  • 07:15 PM Fed Governor Waller (FOMC voter) and St. Louis Fed President Bullard (FOMC voter) speak: Fed Governor Christopher Waller and St. Louis Fed President Bullard will take part in a panel discussion on monetary policy strategy hosted by the Hoover Institute. On April 13th, Governor Waller argued that the Fed should “get to above neutral certainly by the [latter] half of this year, and we need to get closer to neutral as soon as possible.” In earlier remarks, on March 24th, Governor Waller noted that “at a later date, certainly not anytime soon, the FOMC may start to consider sales of MBS” as part of its balance-sheet normalization process. We expect the FOMC to strongly consider selling MBS after the balance sheet reaches its equilibrium size and the goal shifts to tilting the composition toward Treasuries.
  • 08:00 PM San Francisco Fed President Daly (FOMC non-voter) speaks: San Francisco Fed President Mary Daly will deliver a commencement speech at Utah Valley University.
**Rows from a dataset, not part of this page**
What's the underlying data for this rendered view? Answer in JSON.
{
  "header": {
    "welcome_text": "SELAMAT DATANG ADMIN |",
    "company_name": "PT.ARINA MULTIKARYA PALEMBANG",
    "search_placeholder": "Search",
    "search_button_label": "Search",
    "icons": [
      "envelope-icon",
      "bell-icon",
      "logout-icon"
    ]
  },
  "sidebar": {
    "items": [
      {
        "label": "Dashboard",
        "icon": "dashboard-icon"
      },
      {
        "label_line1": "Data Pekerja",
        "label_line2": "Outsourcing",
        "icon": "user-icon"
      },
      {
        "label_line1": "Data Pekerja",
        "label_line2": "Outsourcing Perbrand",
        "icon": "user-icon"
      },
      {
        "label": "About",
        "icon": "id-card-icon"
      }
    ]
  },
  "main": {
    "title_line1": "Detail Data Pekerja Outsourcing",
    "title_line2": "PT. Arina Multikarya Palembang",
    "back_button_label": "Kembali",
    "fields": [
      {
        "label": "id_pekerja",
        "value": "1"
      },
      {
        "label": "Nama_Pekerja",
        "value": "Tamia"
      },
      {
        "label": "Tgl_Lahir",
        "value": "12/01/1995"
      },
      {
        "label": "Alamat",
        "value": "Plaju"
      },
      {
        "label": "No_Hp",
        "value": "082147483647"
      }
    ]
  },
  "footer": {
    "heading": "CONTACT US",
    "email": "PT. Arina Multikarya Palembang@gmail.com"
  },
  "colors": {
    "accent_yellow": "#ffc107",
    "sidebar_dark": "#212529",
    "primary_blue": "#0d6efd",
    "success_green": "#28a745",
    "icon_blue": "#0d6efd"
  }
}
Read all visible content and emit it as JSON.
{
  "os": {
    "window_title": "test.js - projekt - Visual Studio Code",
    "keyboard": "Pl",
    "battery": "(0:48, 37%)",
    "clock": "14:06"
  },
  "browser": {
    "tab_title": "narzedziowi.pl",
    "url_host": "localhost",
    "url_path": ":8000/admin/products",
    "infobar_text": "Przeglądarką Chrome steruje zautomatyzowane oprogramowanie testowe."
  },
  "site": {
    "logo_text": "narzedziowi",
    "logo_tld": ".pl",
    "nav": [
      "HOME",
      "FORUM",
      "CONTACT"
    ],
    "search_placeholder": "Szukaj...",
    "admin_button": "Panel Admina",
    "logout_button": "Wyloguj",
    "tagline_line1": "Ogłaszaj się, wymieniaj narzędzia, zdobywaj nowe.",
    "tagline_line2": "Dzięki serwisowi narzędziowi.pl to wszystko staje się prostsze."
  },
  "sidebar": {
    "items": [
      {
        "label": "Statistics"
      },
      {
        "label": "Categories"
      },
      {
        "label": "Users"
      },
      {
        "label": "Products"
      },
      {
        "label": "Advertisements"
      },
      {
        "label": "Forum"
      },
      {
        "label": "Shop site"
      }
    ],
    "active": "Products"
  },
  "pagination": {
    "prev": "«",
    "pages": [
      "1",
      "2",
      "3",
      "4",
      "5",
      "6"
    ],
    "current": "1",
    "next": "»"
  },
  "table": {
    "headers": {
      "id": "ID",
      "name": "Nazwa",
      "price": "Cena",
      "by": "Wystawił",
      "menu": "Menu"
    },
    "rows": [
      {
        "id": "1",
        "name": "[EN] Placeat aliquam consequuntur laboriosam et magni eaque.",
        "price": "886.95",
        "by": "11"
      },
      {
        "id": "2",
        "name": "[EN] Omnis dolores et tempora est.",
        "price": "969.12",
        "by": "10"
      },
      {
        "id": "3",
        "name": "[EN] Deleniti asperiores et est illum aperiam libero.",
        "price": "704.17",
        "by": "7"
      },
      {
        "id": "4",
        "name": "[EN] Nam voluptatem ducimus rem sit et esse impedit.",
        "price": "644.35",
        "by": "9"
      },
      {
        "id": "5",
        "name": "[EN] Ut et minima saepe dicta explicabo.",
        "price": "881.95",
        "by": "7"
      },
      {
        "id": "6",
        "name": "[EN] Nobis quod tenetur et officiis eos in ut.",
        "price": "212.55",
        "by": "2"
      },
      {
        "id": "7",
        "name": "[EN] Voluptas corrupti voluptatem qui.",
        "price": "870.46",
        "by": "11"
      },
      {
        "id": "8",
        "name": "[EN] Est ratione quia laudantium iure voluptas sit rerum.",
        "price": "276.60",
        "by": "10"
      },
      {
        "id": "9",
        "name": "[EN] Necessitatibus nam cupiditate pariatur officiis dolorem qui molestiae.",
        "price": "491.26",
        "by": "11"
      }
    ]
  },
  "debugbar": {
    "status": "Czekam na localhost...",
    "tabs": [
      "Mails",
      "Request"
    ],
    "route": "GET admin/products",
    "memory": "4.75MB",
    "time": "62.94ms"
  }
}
In her last public appearance, on April 20th, President Daly noted that “moving purposefully to a more neutral stance that does not stimulate the economy is the [Fed’s] top priority,” and that her “modal outlook is that we’ll have a smooth landing that’ll be somewhat below trend growth.”

Source: DB, BofA, Goldman